**The problem:** Report each line from the entries in which "favicon" can be found.

(Web page and app entries)
####

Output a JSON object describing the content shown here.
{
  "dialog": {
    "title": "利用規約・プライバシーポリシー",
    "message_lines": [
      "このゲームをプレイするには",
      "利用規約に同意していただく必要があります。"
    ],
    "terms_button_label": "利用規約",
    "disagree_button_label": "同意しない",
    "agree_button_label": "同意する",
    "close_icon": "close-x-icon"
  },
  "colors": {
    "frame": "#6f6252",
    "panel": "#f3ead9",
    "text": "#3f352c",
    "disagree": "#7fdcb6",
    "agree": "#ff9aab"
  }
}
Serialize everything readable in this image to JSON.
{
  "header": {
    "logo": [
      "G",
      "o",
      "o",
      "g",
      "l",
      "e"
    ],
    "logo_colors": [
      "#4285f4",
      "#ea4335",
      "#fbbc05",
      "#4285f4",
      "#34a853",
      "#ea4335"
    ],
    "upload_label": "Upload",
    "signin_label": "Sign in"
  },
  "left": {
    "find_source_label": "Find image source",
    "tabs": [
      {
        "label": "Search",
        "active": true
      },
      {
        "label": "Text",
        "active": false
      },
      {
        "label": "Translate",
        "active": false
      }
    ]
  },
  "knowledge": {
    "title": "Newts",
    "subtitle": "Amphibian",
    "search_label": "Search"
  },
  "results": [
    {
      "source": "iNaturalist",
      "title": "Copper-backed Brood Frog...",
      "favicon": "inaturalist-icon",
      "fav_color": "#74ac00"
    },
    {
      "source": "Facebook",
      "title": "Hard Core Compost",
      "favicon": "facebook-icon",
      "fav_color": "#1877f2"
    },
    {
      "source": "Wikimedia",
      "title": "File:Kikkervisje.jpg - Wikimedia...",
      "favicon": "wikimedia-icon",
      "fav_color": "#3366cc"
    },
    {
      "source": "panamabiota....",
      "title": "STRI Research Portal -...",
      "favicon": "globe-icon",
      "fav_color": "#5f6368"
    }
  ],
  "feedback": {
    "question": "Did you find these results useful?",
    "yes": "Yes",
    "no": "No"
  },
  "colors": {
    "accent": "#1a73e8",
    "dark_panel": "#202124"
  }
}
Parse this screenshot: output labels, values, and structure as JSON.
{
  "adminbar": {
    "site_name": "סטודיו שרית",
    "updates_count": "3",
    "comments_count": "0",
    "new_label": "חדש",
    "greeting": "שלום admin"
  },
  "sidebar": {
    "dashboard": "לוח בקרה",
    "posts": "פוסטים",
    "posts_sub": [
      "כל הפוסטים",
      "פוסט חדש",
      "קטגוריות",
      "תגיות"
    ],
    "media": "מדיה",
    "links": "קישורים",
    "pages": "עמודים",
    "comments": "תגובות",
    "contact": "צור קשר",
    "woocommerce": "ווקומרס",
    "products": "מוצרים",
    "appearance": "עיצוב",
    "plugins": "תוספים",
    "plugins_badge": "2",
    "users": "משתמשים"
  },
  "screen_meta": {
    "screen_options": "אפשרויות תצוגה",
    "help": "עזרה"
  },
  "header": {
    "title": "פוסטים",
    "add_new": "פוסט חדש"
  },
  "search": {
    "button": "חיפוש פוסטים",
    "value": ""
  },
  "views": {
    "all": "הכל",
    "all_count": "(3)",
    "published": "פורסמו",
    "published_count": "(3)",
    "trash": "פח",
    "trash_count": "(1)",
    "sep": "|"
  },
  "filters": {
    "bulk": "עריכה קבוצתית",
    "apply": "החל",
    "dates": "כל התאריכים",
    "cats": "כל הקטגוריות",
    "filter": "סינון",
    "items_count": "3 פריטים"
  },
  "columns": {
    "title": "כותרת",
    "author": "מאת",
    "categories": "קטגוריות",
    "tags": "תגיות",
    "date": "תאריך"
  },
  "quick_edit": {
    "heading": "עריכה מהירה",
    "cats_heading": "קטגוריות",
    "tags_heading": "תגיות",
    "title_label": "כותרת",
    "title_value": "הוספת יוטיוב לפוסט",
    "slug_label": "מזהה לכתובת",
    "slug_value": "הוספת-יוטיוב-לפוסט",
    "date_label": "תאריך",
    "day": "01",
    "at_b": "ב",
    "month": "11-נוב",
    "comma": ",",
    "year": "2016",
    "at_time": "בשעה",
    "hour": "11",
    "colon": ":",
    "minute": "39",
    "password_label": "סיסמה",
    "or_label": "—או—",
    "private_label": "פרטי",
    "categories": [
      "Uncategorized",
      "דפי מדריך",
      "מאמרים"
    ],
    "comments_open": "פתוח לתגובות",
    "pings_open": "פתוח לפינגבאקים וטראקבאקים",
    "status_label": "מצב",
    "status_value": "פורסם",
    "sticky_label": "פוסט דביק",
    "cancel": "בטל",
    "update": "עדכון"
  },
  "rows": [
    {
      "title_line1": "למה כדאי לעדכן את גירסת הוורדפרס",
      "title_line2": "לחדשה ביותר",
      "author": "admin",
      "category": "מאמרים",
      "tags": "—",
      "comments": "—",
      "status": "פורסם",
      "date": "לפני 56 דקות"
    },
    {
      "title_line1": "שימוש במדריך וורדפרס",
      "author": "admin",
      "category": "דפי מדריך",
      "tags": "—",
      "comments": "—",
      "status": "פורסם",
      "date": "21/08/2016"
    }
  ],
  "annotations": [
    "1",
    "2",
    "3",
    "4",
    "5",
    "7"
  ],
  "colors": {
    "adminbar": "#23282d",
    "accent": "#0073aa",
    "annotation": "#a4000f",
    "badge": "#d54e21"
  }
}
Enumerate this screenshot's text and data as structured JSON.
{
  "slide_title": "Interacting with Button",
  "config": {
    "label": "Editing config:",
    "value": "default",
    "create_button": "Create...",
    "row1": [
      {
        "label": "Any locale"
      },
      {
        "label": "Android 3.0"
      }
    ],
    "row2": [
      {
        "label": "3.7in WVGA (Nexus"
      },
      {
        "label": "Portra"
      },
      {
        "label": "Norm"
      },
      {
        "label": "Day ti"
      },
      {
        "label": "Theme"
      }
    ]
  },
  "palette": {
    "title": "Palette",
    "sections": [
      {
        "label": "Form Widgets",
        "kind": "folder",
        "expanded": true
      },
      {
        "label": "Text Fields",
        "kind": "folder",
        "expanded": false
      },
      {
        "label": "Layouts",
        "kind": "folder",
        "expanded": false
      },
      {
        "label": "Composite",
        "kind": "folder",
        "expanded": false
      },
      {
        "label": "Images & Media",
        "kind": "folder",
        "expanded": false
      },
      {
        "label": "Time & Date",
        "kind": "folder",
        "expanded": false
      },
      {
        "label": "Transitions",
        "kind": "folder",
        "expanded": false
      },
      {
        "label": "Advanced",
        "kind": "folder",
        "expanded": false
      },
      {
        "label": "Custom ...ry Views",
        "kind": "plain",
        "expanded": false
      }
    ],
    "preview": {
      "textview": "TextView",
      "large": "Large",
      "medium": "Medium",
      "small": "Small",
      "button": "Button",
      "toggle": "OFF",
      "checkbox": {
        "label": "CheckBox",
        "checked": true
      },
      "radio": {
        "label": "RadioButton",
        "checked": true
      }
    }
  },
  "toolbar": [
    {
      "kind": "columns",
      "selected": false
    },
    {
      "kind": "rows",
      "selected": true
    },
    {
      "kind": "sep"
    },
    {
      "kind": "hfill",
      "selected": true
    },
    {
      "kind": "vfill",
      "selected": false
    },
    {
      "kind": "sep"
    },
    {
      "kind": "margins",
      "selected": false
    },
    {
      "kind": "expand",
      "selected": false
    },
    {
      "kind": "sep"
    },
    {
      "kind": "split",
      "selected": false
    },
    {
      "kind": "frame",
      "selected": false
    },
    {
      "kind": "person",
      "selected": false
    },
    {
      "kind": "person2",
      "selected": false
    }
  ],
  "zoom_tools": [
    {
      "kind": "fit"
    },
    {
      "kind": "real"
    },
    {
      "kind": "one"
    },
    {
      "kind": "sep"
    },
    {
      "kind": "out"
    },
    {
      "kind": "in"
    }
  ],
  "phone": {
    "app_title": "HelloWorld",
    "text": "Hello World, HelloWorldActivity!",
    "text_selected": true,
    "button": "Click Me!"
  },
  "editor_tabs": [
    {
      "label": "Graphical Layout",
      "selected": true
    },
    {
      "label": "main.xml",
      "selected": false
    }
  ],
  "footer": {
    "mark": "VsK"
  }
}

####

**Your solution:**
      "favicon": "inaturalist-icon",
      "favicon": "facebook-icon",
      "favicon": "wikimedia-icon",
      "favicon": "globe-icon",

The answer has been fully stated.